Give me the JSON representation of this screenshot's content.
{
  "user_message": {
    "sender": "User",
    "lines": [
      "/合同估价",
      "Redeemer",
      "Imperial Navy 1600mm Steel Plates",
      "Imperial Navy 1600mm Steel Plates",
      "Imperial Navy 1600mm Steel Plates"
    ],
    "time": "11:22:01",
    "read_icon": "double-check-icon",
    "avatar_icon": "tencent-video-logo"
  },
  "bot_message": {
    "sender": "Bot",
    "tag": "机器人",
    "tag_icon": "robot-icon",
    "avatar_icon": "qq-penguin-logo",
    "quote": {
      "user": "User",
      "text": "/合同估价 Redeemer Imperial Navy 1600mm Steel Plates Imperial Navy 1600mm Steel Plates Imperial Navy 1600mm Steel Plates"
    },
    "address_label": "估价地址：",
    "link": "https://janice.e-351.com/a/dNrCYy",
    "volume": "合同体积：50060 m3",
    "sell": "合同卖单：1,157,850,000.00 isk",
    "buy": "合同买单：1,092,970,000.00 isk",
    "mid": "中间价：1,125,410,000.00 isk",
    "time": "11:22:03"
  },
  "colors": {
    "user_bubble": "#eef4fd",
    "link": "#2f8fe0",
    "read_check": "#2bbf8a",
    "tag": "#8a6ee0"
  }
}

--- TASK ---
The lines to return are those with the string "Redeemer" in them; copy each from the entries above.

--- TASK ANSWER ---
      "Redeemer",
      "text": "/合同估价 Redeemer Imperial Navy 1600mm Steel Plates Imperial Navy 1600mm Steel Plates Imperial Navy 1600mm Steel Plates"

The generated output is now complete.